Create initialized arrays of structs


#1

Dearests,

today I found a disturbing (yet documented … ) behavior of julia. Let’s see:

struct T a::Vector{Int}; end
T(N) = T(zeros(Int,N))

Now aiming at a Vector of initialized Ts I (mistakenly) did a

julia> x=fill(T(3),2)
2-element Array{T,1}:
 T([0, 0, 0])
 T([0, 0, 0])

The problem is that now the 2 elements in the vector are indeed the same:

julia> x[1].a[1] = 1;
julia> x
2-element Array{T,1}:
 T([1, 0, 0])
 T([1, 0, 0])

No big deal, a comprehension would have produced my intended result:

julia> y = [T(3) for i=1:2];
julia> y[1].a[1] = 1;
julia> y
2-element Array{T,1}:
 T([1, 0, 0])
 T([0, 0, 0])

hooray! the elements are now different.

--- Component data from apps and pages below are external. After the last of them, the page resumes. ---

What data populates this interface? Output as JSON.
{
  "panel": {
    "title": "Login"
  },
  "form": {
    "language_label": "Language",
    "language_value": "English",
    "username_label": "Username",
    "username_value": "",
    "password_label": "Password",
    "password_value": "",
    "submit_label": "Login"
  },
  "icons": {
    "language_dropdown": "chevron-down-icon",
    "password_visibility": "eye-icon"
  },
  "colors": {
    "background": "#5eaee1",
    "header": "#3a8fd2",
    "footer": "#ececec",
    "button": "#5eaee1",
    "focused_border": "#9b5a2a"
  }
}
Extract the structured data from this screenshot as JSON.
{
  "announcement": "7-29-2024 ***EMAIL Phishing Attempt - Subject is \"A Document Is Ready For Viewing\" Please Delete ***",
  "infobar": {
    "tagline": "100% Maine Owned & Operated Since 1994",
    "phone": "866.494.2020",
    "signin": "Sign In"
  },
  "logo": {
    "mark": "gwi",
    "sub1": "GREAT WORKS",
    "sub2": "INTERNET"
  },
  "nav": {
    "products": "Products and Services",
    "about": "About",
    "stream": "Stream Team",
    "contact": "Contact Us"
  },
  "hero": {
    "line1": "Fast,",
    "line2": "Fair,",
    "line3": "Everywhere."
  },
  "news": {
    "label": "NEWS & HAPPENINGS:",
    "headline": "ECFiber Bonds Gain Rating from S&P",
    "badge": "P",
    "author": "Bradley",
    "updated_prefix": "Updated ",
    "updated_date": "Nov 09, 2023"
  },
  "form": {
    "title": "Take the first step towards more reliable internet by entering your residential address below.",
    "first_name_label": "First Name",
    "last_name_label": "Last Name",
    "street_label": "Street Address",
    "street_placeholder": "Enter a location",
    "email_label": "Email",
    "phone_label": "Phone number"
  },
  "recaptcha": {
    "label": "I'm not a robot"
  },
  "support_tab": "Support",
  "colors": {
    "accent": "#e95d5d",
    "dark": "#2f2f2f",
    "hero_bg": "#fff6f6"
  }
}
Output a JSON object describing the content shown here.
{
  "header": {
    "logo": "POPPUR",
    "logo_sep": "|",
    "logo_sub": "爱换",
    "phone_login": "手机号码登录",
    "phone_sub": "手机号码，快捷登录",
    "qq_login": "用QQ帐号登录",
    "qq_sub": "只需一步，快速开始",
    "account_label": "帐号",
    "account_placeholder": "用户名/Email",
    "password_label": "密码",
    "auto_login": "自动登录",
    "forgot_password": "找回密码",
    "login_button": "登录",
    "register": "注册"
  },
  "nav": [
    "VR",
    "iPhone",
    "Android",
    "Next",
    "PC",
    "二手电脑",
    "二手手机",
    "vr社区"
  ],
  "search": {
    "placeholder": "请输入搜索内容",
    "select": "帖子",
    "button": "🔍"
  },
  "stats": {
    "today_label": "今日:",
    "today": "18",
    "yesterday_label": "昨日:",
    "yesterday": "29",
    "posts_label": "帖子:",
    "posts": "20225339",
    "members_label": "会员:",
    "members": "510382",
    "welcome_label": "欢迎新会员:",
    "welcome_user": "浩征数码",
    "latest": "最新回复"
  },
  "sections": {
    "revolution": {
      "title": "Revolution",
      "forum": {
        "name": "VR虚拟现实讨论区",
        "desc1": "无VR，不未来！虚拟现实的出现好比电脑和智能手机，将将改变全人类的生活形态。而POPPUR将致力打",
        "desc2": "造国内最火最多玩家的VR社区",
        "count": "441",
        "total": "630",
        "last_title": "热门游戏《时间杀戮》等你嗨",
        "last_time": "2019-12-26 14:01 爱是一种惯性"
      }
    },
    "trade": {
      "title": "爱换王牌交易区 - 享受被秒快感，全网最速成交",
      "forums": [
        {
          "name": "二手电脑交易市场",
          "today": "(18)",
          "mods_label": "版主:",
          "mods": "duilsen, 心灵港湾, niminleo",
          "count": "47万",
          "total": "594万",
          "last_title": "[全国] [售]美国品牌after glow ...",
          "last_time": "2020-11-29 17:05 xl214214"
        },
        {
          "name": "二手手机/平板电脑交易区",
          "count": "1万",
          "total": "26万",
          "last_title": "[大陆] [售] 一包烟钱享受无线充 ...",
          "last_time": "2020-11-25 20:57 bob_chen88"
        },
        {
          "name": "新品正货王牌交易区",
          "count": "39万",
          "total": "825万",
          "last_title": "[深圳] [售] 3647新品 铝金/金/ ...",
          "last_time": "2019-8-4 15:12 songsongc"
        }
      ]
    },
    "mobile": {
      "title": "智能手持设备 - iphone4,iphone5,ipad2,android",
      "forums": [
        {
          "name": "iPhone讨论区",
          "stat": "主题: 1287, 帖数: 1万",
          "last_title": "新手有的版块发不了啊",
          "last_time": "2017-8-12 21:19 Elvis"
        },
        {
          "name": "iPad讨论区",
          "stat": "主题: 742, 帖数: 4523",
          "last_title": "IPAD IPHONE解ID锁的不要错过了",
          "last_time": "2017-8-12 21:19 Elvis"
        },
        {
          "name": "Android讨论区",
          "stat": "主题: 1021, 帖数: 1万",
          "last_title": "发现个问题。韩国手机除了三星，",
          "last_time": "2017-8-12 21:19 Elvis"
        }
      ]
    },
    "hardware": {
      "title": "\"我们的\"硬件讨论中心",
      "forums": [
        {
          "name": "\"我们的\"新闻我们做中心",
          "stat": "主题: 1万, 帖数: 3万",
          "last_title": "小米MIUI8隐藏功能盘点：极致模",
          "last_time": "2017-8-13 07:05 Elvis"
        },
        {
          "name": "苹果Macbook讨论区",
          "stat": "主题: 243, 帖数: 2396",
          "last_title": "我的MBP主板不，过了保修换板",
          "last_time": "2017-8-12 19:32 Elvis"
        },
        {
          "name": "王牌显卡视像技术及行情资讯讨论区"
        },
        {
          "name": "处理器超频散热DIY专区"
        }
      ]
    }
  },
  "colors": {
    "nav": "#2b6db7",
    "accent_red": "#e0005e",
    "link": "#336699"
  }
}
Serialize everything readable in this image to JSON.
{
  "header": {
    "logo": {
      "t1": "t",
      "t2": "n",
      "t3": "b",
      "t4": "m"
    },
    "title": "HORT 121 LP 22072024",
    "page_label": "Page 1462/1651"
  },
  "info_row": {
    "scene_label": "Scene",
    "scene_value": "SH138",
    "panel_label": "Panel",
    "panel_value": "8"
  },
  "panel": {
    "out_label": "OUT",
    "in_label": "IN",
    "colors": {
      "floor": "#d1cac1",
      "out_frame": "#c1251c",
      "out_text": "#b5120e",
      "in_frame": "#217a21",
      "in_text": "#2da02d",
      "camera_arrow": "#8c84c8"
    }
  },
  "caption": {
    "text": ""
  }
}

Of course, reading the docs is always a good idea: ?fill
“[…] If x is an object reference, all elements will refer to the same object. fill(Foo(), dims) will return an array filled with the result of evaluating
Foo() once.”

Now the two questions:

  1. What is the rationale behind having fill returning “all elements referring to the same object”
  2. What is the julian way to do what I wanted, beside the comprehension? For vectors comprehensions are ok but with arrays with more elaborated layouts it is a bit of a pain.

Cheers

Andrea


#2

What is the rationale behind having fill returning “all elements referring to the same object”

What else would you want fill(x, n) to do? Call copy(x)? Or perhaps deepcopy(x)? Julia never silently copies your objects in any other circumstance, so it would be very unexpected for it to do so here.

What is the julian way to do what I wanted, beside the comprehension? For vectors comprehensions are ok but with arrays with more elaborated layouts it is a bit of a pain.

With multiple loop variables I don’t think it’s too bad:

julia> [i + j + k for i in 1:2, j in 1:3, k in 1:5]
2×3×5 Array{Int64,3}:
[:, :, 1] =
 3  4  5
 4  5  6

[:, :, 2] =
 4  5  6
 5  6  7

[:, :, 3] =
 5  6  7
 6  7  8

[:, :, 4] =
 6  7  8
 7  8  9

[:, :, 5] =
 7  8   9
 8  9  10

Or, if you don’t like the way the comprehension syntax works, you could wrap it in a function. Here’s one idea:

julia> myfill(f::Function, dims...) = [f(I.I...) for I in CartesianRange(Base.OneTo.(dims))]
myfill (generic function with 1 method)

julia> myfill((i, j, k)-> i + j + k, 2, 3, 4)
2×3×4 Array{Int64,3}:
[:, :, 1] =
 3  4  5
 4  5  6

[:, :, 2] =
 4  5  6
 5  6  7

[:, :, 3] =
 5  6  7
 6  7  8

[:, :, 4] =
 6  7  8
 7  8  9

now you can even use the do-block syntax:

julia> myfill(2, 3, 4) do i, j, k
         i + j + k
       end
2×3×4 Array{Int64,3}:
[:, :, 1] =
 3  4  5
 4  5  6

[:, :, 2] =
 4  5  6
 5  6  7

[:, :, 3] =
 5  6  7
 6  7  8

[:, :, 4] =
 6  7  8
 7  8  9

#3

What about other shapes, as e.g. Diagonal? Is there any “general” way of
iterating over the stored values (think about banded and triangular
matrices etc) as fill! does?
thanks!
A/